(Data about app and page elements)

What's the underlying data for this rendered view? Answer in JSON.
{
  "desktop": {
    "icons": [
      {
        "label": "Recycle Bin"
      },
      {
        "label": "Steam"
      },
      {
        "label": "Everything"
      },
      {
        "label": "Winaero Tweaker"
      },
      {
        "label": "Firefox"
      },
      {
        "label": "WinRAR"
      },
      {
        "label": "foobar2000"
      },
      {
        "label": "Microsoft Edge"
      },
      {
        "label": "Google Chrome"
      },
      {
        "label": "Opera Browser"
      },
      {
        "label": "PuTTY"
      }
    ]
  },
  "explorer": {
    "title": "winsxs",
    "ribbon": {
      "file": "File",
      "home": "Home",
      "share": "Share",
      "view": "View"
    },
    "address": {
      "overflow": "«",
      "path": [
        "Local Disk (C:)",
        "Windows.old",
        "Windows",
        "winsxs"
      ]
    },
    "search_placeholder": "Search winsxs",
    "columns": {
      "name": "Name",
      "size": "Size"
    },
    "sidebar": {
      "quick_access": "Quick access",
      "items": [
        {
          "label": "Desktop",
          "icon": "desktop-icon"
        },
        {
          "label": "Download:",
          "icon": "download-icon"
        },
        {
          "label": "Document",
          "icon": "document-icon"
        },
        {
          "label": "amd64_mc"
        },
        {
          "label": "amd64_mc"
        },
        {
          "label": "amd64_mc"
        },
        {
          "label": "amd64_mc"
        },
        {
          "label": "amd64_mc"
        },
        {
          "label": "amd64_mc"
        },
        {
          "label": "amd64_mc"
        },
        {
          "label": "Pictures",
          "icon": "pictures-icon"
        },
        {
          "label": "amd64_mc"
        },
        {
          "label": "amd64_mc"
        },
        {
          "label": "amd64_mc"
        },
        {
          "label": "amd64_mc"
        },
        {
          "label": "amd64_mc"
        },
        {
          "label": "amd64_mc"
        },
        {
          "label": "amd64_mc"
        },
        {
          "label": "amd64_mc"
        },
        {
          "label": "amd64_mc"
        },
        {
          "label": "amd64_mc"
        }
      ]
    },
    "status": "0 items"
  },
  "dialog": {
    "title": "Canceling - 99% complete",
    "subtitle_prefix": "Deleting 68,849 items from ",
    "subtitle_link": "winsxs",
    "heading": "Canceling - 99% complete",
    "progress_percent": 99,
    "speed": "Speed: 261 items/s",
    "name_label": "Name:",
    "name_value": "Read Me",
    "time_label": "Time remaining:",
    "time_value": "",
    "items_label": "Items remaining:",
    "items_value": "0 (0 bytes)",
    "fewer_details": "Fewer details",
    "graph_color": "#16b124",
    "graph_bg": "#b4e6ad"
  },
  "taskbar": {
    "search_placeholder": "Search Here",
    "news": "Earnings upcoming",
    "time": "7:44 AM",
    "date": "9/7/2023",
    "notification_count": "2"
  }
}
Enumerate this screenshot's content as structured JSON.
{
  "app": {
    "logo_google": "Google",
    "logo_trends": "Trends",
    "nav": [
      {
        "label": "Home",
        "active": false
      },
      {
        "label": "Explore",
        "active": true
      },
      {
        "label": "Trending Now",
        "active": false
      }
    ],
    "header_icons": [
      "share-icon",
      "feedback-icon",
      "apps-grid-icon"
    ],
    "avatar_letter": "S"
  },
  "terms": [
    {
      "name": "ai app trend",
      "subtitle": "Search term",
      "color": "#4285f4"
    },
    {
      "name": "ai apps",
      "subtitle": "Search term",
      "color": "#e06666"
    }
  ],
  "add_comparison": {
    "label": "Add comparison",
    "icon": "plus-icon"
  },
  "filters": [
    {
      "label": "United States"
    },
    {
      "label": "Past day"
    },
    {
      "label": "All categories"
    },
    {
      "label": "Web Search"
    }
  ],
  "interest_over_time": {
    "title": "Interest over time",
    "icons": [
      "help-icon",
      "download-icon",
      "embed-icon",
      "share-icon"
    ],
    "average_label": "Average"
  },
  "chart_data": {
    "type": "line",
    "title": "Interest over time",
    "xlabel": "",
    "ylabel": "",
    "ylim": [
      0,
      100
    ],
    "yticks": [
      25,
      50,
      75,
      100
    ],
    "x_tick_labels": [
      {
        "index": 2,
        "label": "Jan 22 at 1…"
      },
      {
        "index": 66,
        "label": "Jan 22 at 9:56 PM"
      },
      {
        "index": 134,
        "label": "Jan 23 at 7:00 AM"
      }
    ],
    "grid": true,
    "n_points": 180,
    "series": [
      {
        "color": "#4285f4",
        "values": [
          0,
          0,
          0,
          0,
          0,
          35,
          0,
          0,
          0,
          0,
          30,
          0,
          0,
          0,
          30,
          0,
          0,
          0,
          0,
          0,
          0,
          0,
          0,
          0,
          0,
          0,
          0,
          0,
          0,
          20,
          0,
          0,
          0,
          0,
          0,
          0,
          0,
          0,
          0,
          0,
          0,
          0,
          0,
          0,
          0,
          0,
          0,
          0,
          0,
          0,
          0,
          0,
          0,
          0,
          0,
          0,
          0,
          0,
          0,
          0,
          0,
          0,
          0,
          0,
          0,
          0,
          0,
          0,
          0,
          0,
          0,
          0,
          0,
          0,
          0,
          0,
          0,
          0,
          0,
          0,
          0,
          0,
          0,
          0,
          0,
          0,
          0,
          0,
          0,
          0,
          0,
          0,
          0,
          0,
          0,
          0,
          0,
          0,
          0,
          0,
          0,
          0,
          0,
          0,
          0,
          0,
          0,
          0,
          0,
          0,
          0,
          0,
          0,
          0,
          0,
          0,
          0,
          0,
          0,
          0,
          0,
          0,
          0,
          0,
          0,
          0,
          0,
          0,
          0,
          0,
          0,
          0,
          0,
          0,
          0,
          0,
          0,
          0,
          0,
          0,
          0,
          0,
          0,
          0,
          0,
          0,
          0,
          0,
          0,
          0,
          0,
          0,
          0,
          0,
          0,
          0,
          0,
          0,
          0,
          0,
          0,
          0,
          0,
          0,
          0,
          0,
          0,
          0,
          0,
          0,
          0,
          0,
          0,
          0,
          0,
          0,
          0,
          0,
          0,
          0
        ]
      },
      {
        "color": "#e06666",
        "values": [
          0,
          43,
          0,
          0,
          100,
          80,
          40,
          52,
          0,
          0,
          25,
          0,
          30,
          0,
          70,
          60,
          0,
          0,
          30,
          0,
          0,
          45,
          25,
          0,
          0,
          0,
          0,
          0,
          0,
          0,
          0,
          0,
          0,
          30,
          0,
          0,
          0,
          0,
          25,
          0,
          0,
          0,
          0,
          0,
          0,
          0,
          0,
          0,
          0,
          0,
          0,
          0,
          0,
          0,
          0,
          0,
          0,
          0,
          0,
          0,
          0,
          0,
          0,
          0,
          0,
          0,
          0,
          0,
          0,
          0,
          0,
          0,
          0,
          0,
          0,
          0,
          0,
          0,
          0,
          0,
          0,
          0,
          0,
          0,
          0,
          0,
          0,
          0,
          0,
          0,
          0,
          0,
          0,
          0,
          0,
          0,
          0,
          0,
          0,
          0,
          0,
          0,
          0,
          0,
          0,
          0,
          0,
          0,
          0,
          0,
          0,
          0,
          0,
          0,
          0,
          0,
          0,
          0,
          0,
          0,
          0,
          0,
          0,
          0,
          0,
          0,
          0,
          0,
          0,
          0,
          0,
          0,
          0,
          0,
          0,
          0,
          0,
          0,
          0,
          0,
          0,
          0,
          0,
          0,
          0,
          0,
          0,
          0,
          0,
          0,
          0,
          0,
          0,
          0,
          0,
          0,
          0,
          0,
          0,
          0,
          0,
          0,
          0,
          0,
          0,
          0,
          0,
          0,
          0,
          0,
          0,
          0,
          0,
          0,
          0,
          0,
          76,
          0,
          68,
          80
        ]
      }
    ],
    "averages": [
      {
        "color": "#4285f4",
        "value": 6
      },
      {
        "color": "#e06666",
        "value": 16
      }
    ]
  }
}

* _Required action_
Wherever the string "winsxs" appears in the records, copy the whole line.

* _Your response_
    "title": "winsxs",
        "winsxs"
    "search_placeholder": "Search winsxs",
    "subtitle_link": "winsxs",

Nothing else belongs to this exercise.